» WORK INSTRUCTIONS
Return every entry below word for word and leave out any picture.

Start of SUPPLIED ENTRIES

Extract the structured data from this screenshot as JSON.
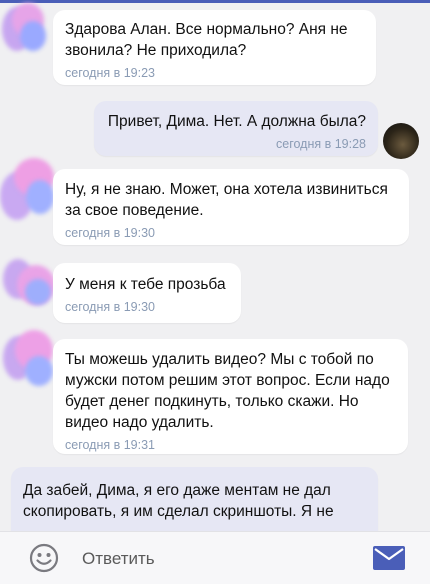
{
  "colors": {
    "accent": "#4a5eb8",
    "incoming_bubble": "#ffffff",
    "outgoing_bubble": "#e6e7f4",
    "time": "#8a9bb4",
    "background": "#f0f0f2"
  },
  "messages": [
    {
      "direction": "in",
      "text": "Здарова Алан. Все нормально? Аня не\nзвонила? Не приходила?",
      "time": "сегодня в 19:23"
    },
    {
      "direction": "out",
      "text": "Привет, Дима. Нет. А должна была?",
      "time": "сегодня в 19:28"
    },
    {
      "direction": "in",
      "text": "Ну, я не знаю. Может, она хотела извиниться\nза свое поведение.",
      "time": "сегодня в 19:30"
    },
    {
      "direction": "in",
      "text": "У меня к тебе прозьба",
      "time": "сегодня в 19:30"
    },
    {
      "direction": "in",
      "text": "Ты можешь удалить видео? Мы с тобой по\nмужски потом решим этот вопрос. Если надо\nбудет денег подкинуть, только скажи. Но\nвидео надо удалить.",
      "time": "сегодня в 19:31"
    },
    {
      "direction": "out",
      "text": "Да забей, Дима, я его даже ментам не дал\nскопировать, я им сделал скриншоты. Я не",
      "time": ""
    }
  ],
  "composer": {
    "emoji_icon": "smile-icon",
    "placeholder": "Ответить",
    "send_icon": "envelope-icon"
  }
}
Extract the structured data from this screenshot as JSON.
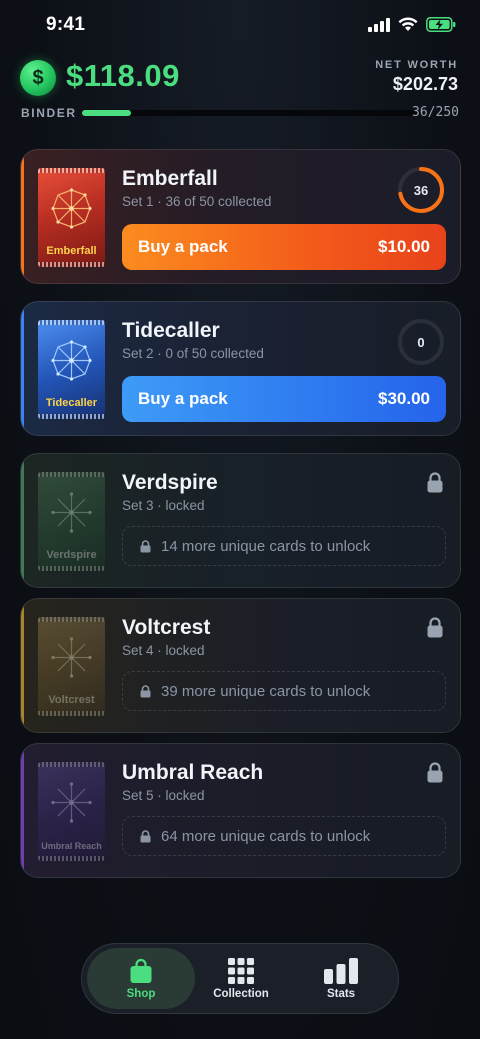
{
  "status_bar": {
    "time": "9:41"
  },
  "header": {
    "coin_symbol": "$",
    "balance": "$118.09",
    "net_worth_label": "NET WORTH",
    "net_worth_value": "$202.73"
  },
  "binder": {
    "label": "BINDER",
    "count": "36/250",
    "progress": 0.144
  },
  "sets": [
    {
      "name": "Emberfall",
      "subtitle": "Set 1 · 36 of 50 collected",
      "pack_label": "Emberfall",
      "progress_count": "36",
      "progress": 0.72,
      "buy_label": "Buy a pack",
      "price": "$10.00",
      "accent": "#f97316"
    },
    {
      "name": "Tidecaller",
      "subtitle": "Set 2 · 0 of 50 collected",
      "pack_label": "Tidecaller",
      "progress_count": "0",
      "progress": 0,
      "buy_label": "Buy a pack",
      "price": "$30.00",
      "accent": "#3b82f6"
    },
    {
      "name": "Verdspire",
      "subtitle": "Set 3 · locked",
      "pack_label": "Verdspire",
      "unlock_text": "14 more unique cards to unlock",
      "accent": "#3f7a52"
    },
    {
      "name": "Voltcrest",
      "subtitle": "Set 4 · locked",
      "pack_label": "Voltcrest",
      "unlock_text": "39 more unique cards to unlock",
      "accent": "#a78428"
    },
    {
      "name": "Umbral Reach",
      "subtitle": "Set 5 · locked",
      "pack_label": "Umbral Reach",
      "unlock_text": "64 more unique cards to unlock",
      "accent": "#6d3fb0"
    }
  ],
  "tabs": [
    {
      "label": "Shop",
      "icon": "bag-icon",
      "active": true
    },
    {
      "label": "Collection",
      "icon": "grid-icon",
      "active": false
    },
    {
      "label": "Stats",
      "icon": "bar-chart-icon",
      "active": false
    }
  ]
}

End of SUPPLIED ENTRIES

» EXERCISE SOLUTION
Extract the structured data from this screenshot as JSON.
{
  "colors": {
    "accent": "#4a5eb8",
    "incoming_bubble": "#ffffff",
    "outgoing_bubble": "#e6e7f4",
    "time": "#8a9bb4",
    "background": "#f0f0f2"
  },
  "messages": [
    {
      "direction": "in",
      "text": "Здарова Алан. Все нормально? Аня не\nзвонила? Не приходила?",
      "time": "сегодня в 19:23"
    },
    {
      "direction": "out",
      "text": "Привет, Дима. Нет. А должна была?",
      "time": "сегодня в 19:28"
    },
    {
      "direction": "in",
      "text": "Ну, я не знаю. Может, она хотела извиниться\nза свое поведение.",
      "time": "сегодня в 19:30"
    },
    {
      "direction": "in",
      "text": "У меня к тебе прозьба",
      "time": "сегодня в 19:30"
    },
    {
      "direction": "in",
      "text": "Ты можешь удалить видео? Мы с тобой по\nмужски потом решим этот вопрос. Если надо\nбудет денег подкинуть, только скажи. Но\nвидео надо удалить.",
      "time": "сегодня в 19:31"
    },
    {
      "direction": "out",
      "text": "Да забей, Дима, я его даже ментам не дал\nскопировать, я им сделал скриншоты. Я не",
      "time": ""
    }
  ],
  "composer": {
    "emoji_icon": "smile-icon",
    "placeholder": "Ответить",
    "send_icon": "envelope-icon"
  }
}
Extract the structured data from this screenshot as JSON.
{
  "status_bar": {
    "time": "9:41"
  },
  "header": {
    "coin_symbol": "$",
    "balance": "$118.09",
    "net_worth_label": "NET WORTH",
    "net_worth_value": "$202.73"
  },
  "binder": {
    "label": "BINDER",
    "count": "36/250",
    "progress": 0.144
  },
  "sets": [
    {
      "name": "Emberfall",
      "subtitle": "Set 1 · 36 of 50 collected",
      "pack_label": "Emberfall",
      "progress_count": "36",
      "progress": 0.72,
      "buy_label": "Buy a pack",
      "price": "$10.00",
      "accent": "#f97316"
    },
    {
      "name": "Tidecaller",
      "subtitle": "Set 2 · 0 of 50 collected",
      "pack_label": "Tidecaller",
      "progress_count": "0",
      "progress": 0,
      "buy_label": "Buy a pack",
      "price": "$30.00",
      "accent": "#3b82f6"
    },
    {
      "name": "Verdspire",
      "subtitle": "Set 3 · locked",
      "pack_label": "Verdspire",
      "unlock_text": "14 more unique cards to unlock",
      "accent": "#3f7a52"
    },
    {
      "name": "Voltcrest",
      "subtitle": "Set 4 · locked",
      "pack_label": "Voltcrest",
      "unlock_text": "39 more unique cards to unlock",
      "accent": "#a78428"
    },
    {
      "name": "Umbral Reach",
      "subtitle": "Set 5 · locked",
      "pack_label": "Umbral Reach",
      "unlock_text": "64 more unique cards to unlock",
      "accent": "#6d3fb0"
    }
  ],
  "tabs": [
    {
      "label": "Shop",
      "icon": "bag-icon",
      "active": true
    },
    {
      "label": "Collection",
      "icon": "grid-icon",
      "active": false
    },
    {
      "label": "Stats",
      "icon": "bar-chart-icon",
      "active": false
    }
  ]
}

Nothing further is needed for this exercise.